What is expected:
An unchanged copy of every record below, without pictures, is the goal.

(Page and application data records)
____

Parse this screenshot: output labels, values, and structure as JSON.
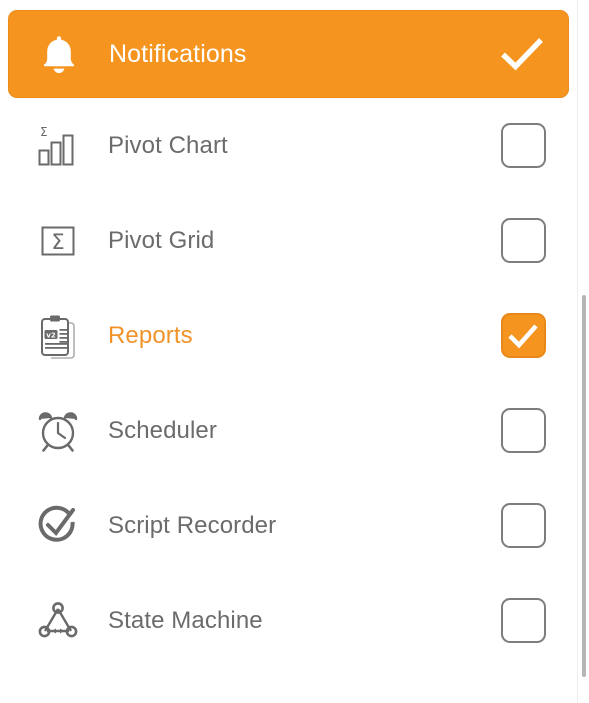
{
  "list": {
    "accent_color": "#f5941f",
    "text_color": "#6b6b6b",
    "rows": [
      {
        "label": "Notifications",
        "icon": "bell-icon",
        "checked": true,
        "selected": true,
        "control": "header-checkmark"
      },
      {
        "label": "Pivot Chart",
        "icon": "pivot-chart-icon",
        "checked": false,
        "selected": false,
        "control": "checkbox"
      },
      {
        "label": "Pivot Grid",
        "icon": "pivot-grid-icon",
        "checked": false,
        "selected": false,
        "control": "checkbox"
      },
      {
        "label": "Reports",
        "icon": "reports-clipboard-icon",
        "icon_badge": "v2",
        "checked": true,
        "selected": false,
        "control": "checkbox"
      },
      {
        "label": "Scheduler",
        "icon": "alarm-clock-icon",
        "checked": false,
        "selected": false,
        "control": "checkbox"
      },
      {
        "label": "Script Recorder",
        "icon": "check-circle-icon",
        "checked": false,
        "selected": false,
        "control": "checkbox"
      },
      {
        "label": "State Machine",
        "icon": "state-machine-nodes-icon",
        "checked": false,
        "selected": false,
        "control": "checkbox"
      }
    ]
  },
  "scrollbar": {
    "orientation": "vertical",
    "thumb_color": "#b6b6b6"
  }
}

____

Written answer:
Parse this screenshot: output labels, values, and structure as JSON.
{
  "list": {
    "accent_color": "#f5941f",
    "text_color": "#6b6b6b",
    "rows": [
      {
        "label": "Notifications",
        "icon": "bell-icon",
        "checked": true,
        "selected": true,
        "control": "header-checkmark"
      },
      {
        "label": "Pivot Chart",
        "icon": "pivot-chart-icon",
        "checked": false,
        "selected": false,
        "control": "checkbox"
      },
      {
        "label": "Pivot Grid",
        "icon": "pivot-grid-icon",
        "checked": false,
        "selected": false,
        "control": "checkbox"
      },
      {
        "label": "Reports",
        "icon": "reports-clipboard-icon",
        "icon_badge": "v2",
        "checked": true,
        "selected": false,
        "control": "checkbox"
      },
      {
        "label": "Scheduler",
        "icon": "alarm-clock-icon",
        "checked": false,
        "selected": false,
        "control": "checkbox"
      },
      {
        "label": "Script Recorder",
        "icon": "check-circle-icon",
        "checked": false,
        "selected": false,
        "control": "checkbox"
      },
      {
        "label": "State Machine",
        "icon": "state-machine-nodes-icon",
        "checked": false,
        "selected": false,
        "control": "checkbox"
      }
    ]
  },
  "scrollbar": {
    "orientation": "vertical",
    "thumb_color": "#b6b6b6"
  }
}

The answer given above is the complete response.